But then I click on the link and I see that Maya Indie is a pilot program only available in the UK, US, Canada, Australia and New Zealand. This left me disappointed, confused and even a bit offended. I understand that they need to test how many people would switch to Indie and how this would impact their income but I don't understand why exclude areas like Eastern Europe where piracy is rampant and such a drastic reduction in price would get people to buy the license which would otherwise pirate it. I mean, yeah, they would loose the income from people like me, but I'm sure they would more than make up for it with new subscriptions. The offended part comes from the fact that last year, people in the "western" world got a nice price cut for Maya when people from less developed countries got nothing! 2000E or piracy! It's offensive because if I dare to ask the same per hour rate as somebody from the US or UK, I get served the same "but you live in Romania, life's cheaper there, your rate is too high!" So while these "poor souls" who live in a developed country got to keep more of their income, I didn't just because Autodesk is afraid selling cheaper software wouldn't make them more money.

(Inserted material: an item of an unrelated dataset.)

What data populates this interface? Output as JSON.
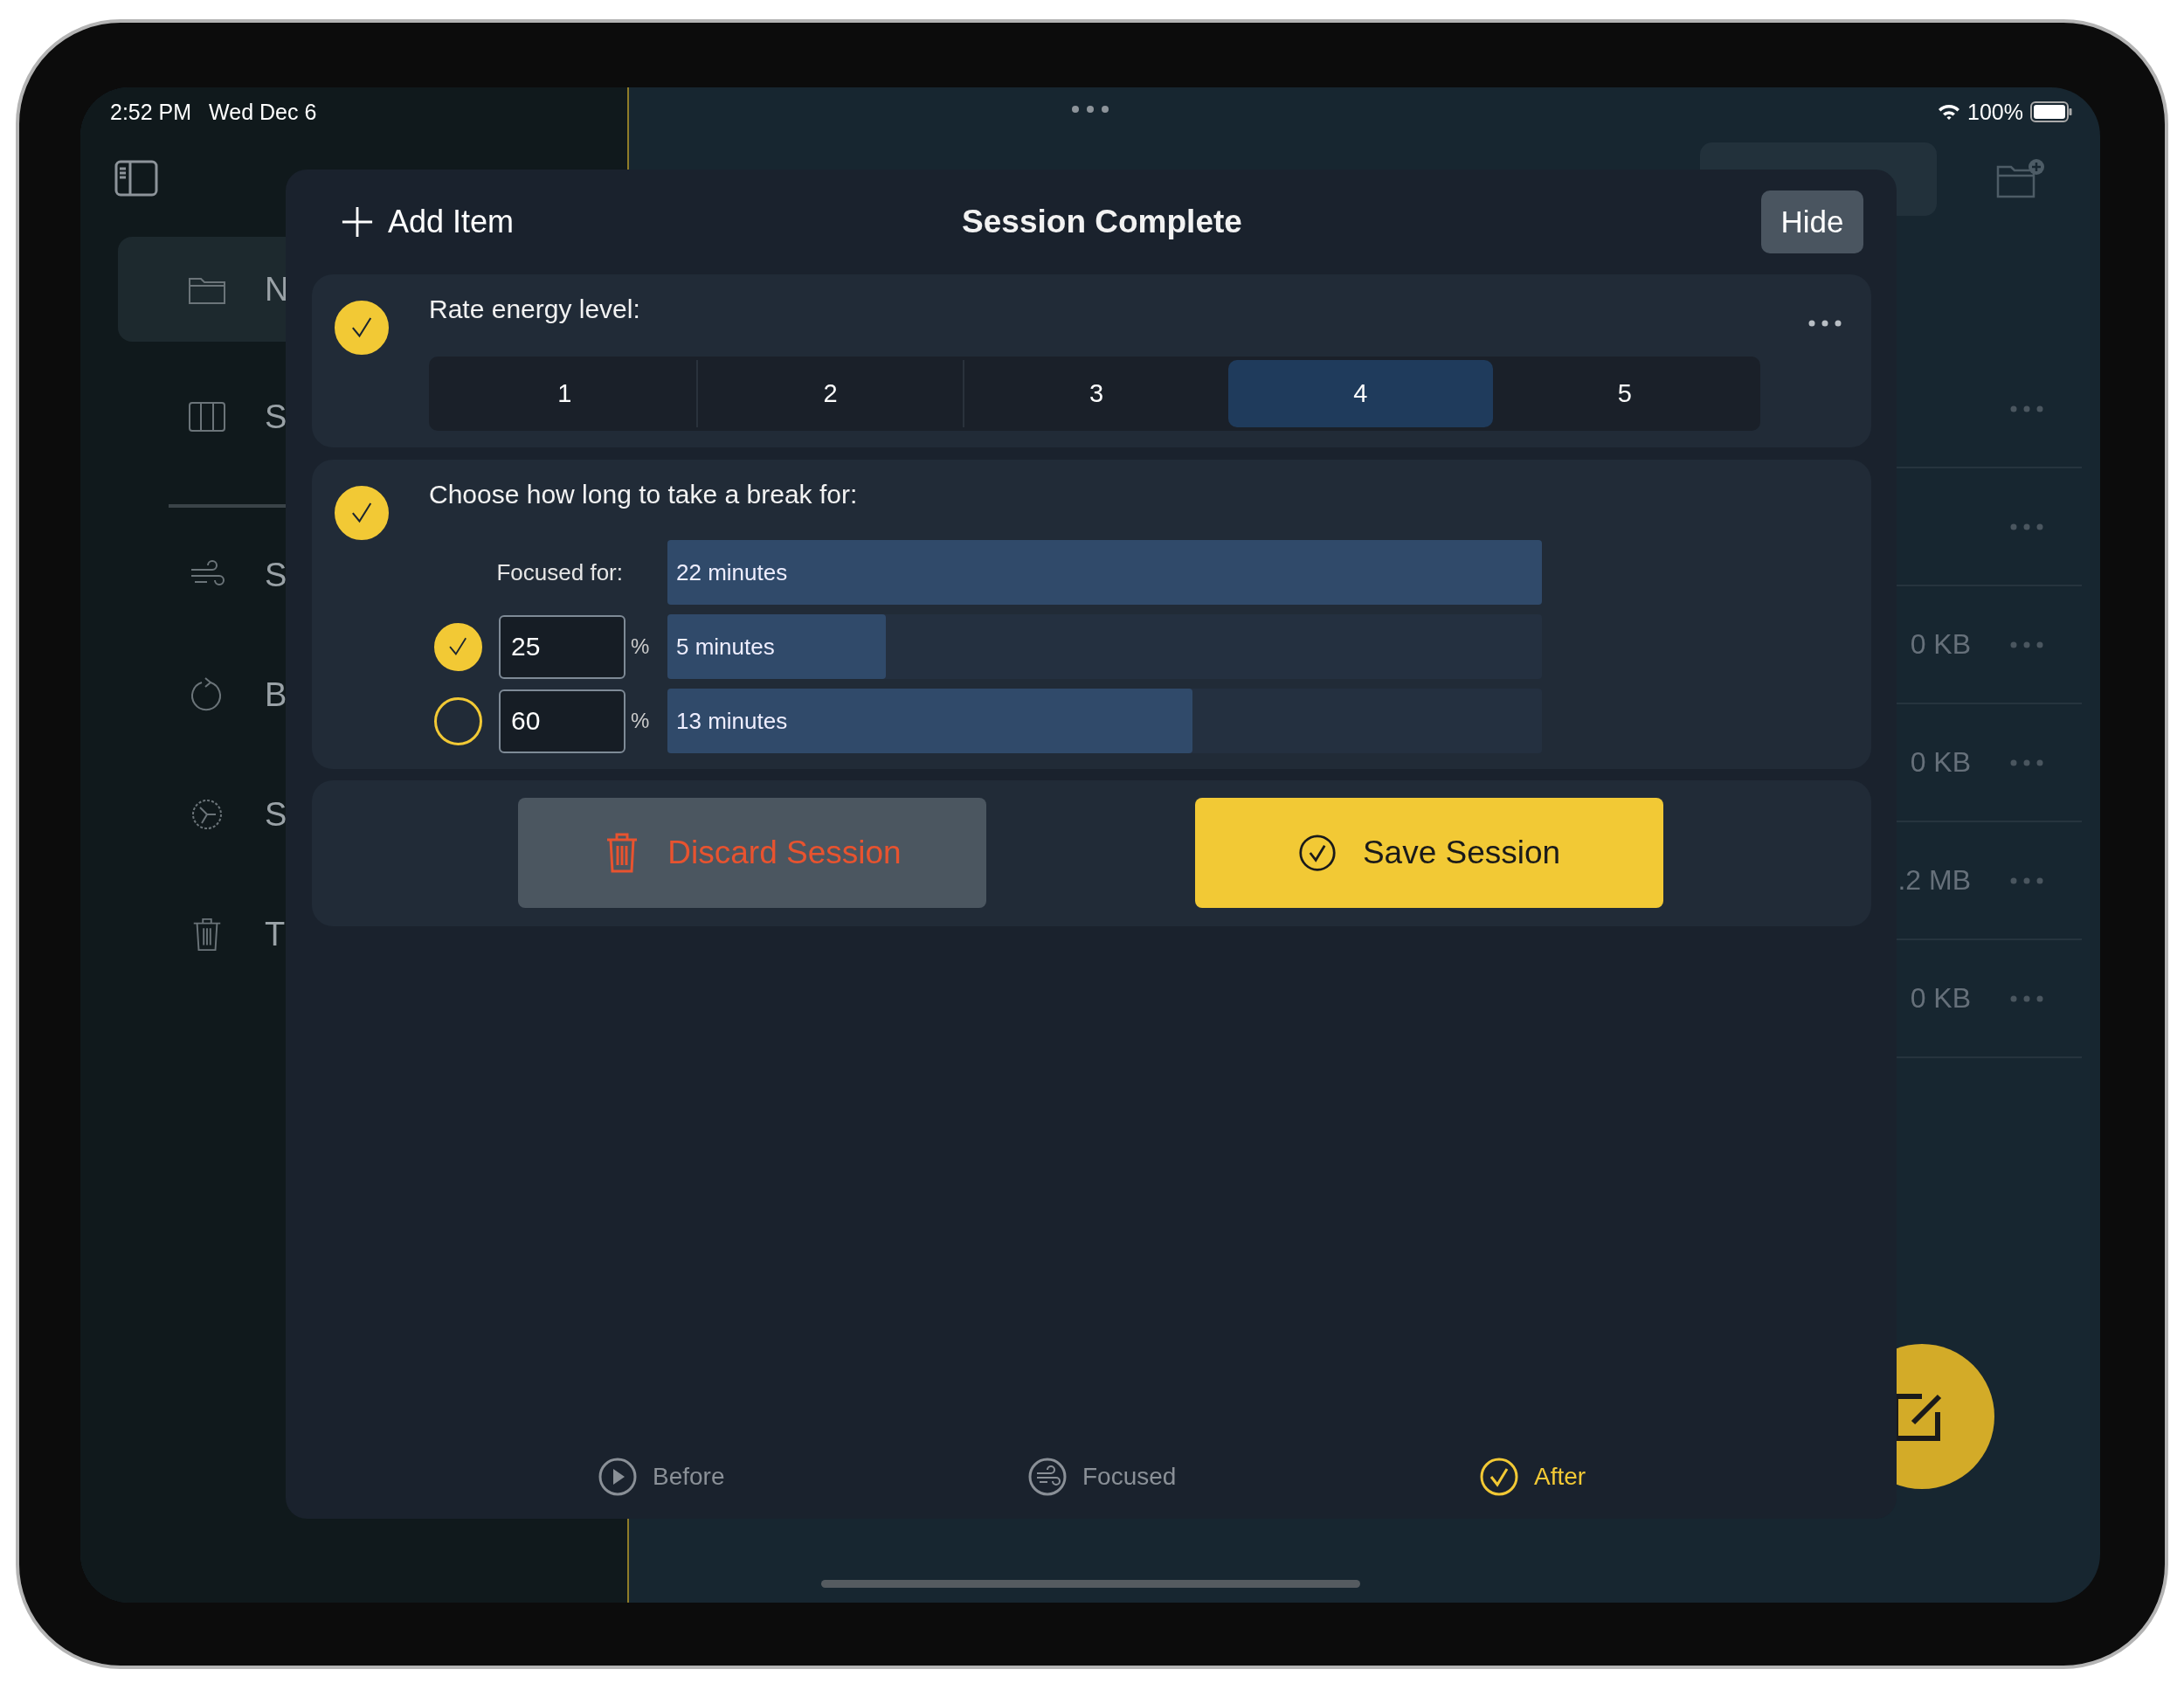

I of course asked Autodesk about this in December last year and they told me they do not have any news about the Maya Indie program. My current subscription expires at the end of February and I'm left with quite a painful dilemma.  Should I extend my subscription for another year and risk overpaying, should I switch to a monthly subscription and pay them more money while expecting Maya Indie to come out?  Thankfully I got a response from Autodesk Support in January stating Maya Indie won't be available world-wide for at least another year! So now I'm forced to either pay 10x more than some of my anglo-saxon colleagues who probably earn at least 4x more than me in one year or accept the limitations of LT.

I don't feel like this type of discriminatory practices should be left without challenge so personally I'm doing the following:
1. I am renouncing my full Maya subscription and promise I will never reactivate it unless it's in the form of Maya Indie and at a decent price.
2. I will purchase a Maya LT for the next year in hopes of being able to live with the crippling omission of Python and plugins.
3. I started a thread on the Maya LT Ideas forum proposing that Autodesk just ditch LT altogether and make Maya Indie available world wide. You can read more here and vote if you think it's something wort pursuing:
https://forums.autodesk.com/t5/maya-lt-ideas/ditch-maya-lt-and-just-make-maya-indie-available-worldwide/idi-p/9307072?fbclid=IwAR2qZp3GuncqkX6g5B_ioqMQchK5wSTfMBWBTs5hFAi_Ay52-8lXB0rWsK8
4. Next year, when the LT license expires, I will only continue to pay Autodesk for Maya Indie and nothing else. If that is not available until then I will just give up LT as well and just switch to Blender. I'm already incorporating it into my pipeline for non-Maya tasks anyway.

Disclaimer:
The image attached to this post is modified by me by adding the green text at the top. Of course this is not Autodesk's opinion on the matter, it is solely mine. I don't think Autodesk's intention is to discriminate but I hope everyone understands how this looks like it to me or other customers in the areas where Indie is not available!

Late edit:
It seems other people have the same complaint as me and are making their voices heard.
Also please consider voting these Ideas:
https://forums.autodesk.com/t5/maya-ideas/make-indie-available-to-more-regions/idi-p/8941295
https://forums.autodesk.com/t5/maya-ideas/request-for-autodesk-to-reconsider-licensing-towards-small/idi-p/8812650